A selected group of Rocket Internet’s portfolio companies continued on the path towards profitability. For the first nine months 2016, the aggregate adjusted EBITDA margin improved significantly at all selected companies from a weighted average of -34.4% in the first nine months 2015 to -17.5%. The selected companies continued to grow revenues, whilst absolute EBITDA losses decreased by €159 million.
Selected companies in the core sectors Food & Groceries (HelloFresh and foodpanda), Fashion (Global Fashion Group (“GFG”)), General Merchandise (Jumia) and Home & Living (Westwing and Home24) continued to show an increase in aggregate net revenue of 30.6%, reaching €1.58 billion for the first nine months 2016.
HelloFresh, the leading global fresh meals at home provider, grew by 121.3% and reached €438 million net revenue in the first nin months 2016, while improving its adjusted EBITDA margin by 11.1% points to -15.1%.
Global Fashion Group (GFG) increased net revenue by 26.6% to €706 million in the first nine month, with an improved adjusted EBITDA margin of -14.1%. Dafiti, GFG’s Latin American online fashion retailer, improved its adjusted EBITDA margin from -31.8% in the first nine months 2015 to -7.0% in 2016. Middle Eastern online fashion retailer Namshi has reached breakeven in the first nine month of 2016, with an adjusted EBITDA margin of 2.5% for the period.
Online Home & Living company Westwing also improved its adjusted EBITDA margin by 20.5% points to -9.2% during the first nine month of 2016.
Rocket Internet and its companies continue to be well funded, with available cash of €1.6 billion at Rocket Internet and additionally €1.1 billion at the companies, as of the end of October 2016.
Rocket Internet Group’s revenue in the first nine month of 2016 was only €40 million and the consolidated loss was at an impressive €642 million.

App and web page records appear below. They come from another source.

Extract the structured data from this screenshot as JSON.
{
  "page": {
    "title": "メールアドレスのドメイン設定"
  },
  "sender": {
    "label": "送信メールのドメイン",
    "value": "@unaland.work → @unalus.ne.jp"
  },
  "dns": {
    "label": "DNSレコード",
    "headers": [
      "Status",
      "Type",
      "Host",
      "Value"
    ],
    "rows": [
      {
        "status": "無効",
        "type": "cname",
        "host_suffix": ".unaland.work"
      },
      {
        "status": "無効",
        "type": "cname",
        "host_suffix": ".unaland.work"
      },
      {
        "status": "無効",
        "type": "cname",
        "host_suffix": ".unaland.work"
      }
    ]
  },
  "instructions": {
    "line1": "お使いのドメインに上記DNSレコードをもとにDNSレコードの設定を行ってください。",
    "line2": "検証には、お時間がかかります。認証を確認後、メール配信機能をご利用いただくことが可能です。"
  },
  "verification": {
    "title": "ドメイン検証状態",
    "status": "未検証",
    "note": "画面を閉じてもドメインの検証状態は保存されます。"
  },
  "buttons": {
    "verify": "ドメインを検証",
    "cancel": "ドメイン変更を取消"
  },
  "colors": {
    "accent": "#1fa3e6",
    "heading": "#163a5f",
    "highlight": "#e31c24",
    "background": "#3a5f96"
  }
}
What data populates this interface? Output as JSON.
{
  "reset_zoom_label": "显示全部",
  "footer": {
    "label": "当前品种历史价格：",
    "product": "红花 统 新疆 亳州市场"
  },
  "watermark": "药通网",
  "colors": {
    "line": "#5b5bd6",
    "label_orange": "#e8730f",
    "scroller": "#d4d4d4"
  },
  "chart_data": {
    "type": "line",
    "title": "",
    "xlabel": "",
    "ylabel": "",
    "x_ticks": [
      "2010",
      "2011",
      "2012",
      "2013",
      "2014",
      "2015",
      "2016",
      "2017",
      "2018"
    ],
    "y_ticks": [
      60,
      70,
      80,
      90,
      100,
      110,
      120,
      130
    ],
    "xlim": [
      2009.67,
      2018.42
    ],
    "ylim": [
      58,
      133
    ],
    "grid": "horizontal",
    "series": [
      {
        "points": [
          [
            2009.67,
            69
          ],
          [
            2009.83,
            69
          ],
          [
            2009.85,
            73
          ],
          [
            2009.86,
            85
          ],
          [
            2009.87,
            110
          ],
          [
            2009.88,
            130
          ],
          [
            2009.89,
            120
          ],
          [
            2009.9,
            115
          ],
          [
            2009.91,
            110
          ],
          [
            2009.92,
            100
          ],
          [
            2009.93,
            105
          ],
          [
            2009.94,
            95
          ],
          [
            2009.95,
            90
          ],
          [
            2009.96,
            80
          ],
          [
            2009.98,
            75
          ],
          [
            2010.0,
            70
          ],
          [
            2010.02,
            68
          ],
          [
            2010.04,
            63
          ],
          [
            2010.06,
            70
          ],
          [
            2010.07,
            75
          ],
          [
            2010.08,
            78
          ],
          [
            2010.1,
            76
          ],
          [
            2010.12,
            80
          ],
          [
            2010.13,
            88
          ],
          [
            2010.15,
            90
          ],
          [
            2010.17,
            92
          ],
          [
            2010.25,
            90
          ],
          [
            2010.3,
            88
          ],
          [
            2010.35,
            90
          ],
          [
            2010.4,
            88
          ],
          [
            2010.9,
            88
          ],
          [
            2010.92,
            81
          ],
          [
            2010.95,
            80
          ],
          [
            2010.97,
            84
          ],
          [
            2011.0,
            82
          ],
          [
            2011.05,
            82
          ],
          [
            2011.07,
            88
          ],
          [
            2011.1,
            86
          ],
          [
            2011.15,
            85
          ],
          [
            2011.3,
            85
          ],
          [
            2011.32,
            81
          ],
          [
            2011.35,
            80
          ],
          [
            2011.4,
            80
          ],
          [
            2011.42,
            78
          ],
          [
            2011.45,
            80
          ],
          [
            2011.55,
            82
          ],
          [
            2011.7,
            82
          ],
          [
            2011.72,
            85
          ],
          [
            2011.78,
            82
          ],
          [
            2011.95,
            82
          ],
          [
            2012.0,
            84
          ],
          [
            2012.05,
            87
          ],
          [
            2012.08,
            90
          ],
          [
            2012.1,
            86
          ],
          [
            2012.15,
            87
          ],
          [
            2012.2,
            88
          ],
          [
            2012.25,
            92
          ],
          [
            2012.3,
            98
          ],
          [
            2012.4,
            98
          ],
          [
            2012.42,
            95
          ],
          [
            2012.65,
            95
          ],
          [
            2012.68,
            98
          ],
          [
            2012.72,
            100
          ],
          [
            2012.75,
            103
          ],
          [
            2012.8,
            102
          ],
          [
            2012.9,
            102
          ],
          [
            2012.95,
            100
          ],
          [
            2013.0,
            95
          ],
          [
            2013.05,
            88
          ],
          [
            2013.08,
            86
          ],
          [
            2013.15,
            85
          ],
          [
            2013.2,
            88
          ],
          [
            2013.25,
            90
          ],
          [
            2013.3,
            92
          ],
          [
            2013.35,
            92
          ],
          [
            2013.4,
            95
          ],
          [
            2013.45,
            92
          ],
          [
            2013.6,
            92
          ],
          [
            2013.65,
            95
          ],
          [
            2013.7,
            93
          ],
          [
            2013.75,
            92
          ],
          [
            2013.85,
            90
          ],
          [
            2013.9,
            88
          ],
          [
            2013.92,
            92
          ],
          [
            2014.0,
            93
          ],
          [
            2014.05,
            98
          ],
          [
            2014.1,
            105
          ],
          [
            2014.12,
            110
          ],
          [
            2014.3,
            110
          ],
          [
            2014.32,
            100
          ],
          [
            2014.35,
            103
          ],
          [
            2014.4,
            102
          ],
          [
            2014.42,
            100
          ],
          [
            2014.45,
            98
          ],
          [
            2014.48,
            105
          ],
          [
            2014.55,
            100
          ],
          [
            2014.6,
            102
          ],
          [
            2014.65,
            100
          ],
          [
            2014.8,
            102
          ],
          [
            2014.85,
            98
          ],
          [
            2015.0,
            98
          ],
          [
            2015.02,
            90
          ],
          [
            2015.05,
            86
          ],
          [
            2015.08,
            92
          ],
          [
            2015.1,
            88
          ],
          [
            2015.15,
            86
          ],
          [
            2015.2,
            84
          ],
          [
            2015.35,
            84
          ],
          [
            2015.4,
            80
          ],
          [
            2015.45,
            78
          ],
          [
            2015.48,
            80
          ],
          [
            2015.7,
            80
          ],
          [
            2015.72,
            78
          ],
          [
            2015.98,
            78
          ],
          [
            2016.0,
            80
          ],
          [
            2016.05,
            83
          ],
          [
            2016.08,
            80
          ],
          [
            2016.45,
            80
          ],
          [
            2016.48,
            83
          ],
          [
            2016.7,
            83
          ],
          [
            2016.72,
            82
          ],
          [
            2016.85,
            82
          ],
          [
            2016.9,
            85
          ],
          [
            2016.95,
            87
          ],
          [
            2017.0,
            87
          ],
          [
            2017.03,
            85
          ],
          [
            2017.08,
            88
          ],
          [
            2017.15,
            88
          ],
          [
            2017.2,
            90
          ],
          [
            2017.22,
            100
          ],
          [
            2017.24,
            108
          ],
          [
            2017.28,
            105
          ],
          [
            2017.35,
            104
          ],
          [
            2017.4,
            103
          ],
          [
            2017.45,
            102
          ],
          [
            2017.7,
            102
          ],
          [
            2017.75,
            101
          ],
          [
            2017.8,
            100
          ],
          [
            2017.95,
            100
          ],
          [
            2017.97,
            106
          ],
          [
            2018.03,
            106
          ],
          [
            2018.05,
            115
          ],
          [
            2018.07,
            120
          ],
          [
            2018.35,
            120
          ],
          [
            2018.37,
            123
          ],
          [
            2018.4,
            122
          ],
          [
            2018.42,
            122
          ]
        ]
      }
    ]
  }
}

According to Rocket Interent, this development has respectively been impacted by deconsolidation of subsidiaries and impairment related charges of associated companies (in particular related to GFG).
Shortly after Rocket Internet’s uplisting to the Prime Standard on September 26, 2016, the Frankfurt Stock Exchange announced Rocket Internet’s inclusion in the SDAX index, effective as of October 14, 2016.
Oliver Samwer, Rocket Internet’s CEO. stated: “With the uplisting to the Prime Standard, and the subsequent inclusion in the German SDAX, we achieved one of our stated goals. The operating progress accomplished by our selected companies translates into continued growth and much improved margins,”
Startup investing seems to become more impotant for Rocket Internet than company building. The Rocket Internet Capital Partners fund held a third close on October 4, 2016, which took total combined commitments to $869 million. The $127 million incremental commitments were subscribed by third party investors and Rocket Internet (maintaining its 10% stake).
Leaving the improved numbers of the “selected companies” aside, the results for the 3rd quarter of 2016 don’t look very good. So it comes at no big surprise, that Rocket Internet seems to decrease its team size within the Berlin-based headquarters.